- **Exercise description**
The answer must be every line of the records below that contains the word "Clear", copied out.

[Entries from a dataset of interfaces]
==============================

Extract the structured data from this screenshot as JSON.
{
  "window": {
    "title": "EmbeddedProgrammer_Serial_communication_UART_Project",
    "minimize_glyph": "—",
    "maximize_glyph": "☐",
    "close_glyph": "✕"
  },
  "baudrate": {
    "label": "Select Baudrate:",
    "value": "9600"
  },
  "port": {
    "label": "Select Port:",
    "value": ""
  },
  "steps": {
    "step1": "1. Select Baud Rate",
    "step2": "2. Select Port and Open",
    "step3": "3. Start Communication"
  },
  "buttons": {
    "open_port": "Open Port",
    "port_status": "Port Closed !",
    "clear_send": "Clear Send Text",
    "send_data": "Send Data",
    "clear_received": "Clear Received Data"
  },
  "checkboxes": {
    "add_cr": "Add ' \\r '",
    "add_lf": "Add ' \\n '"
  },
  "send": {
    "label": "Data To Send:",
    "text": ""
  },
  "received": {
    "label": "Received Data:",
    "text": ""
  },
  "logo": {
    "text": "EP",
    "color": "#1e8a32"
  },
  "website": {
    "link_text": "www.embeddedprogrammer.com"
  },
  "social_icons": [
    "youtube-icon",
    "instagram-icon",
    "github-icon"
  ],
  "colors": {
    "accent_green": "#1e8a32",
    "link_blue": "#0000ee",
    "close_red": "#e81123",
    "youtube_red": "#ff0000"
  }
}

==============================

- **Problem solution**
    "clear_send": "Clear Send Text",
    "clear_received": "Clear Received Data"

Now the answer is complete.